In the entries below, the word "Database" appears on some lines. Copy each of those lines.

▶ [Component data from apps and pages]:

^^^^^^^^

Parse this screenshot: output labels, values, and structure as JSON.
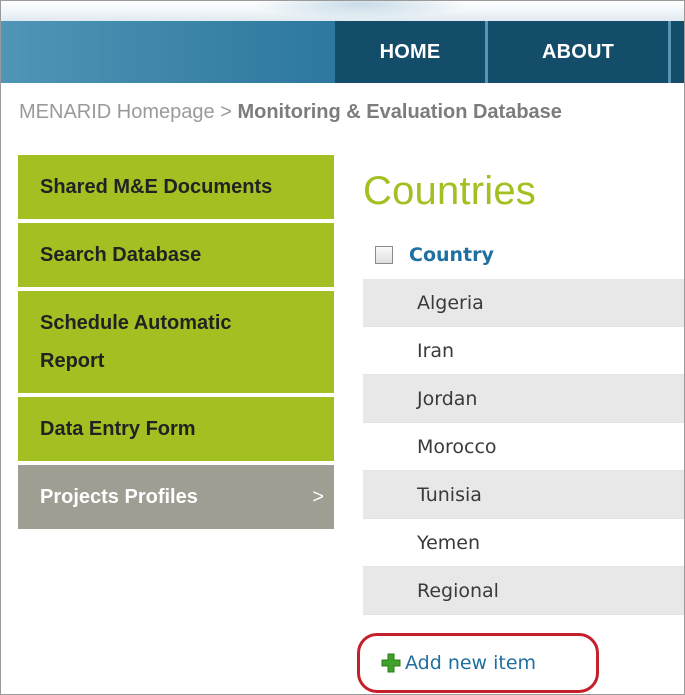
{
  "header": {
    "nav": [
      {
        "label": "HOME"
      },
      {
        "label": "ABOUT"
      }
    ]
  },
  "breadcrumb": {
    "home": "MENARID Homepage",
    "separator": ">",
    "current": "Monitoring & Evaluation Database"
  },
  "sidebar": {
    "items": [
      {
        "label": "Shared M&E Documents"
      },
      {
        "label_line1": "Search Database"
      },
      {
        "label_line1": "Schedule Automatic",
        "label_line2": "Report"
      },
      {
        "label": "Data Entry Form"
      },
      {
        "label": "Projects Profiles",
        "chevron": ">"
      }
    ]
  },
  "main": {
    "title": "Countries",
    "column_header": "Country",
    "rows": [
      "Algeria",
      "Iran",
      "Jordan",
      "Morocco",
      "Tunisia",
      "Yemen",
      "Regional"
    ],
    "add_item_label": "Add new item"
  },
  "colors": {
    "nav_bg": "#144d6a",
    "sidebar_green": "#a3c023",
    "sidebar_gray": "#a09d92",
    "title_green": "#a3c023",
    "link_blue": "#1f6fa0",
    "highlight_red": "#c4202b"
  },
  "icons": {
    "add": "green-plus-icon",
    "checkbox": "checkbox-icon",
    "chevron": "chevron-right-icon"
  }
}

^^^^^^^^

▶ [Output of the exercise]:
    "current": "Monitoring & Evaluation Database"
        "label_line1": "Search Database"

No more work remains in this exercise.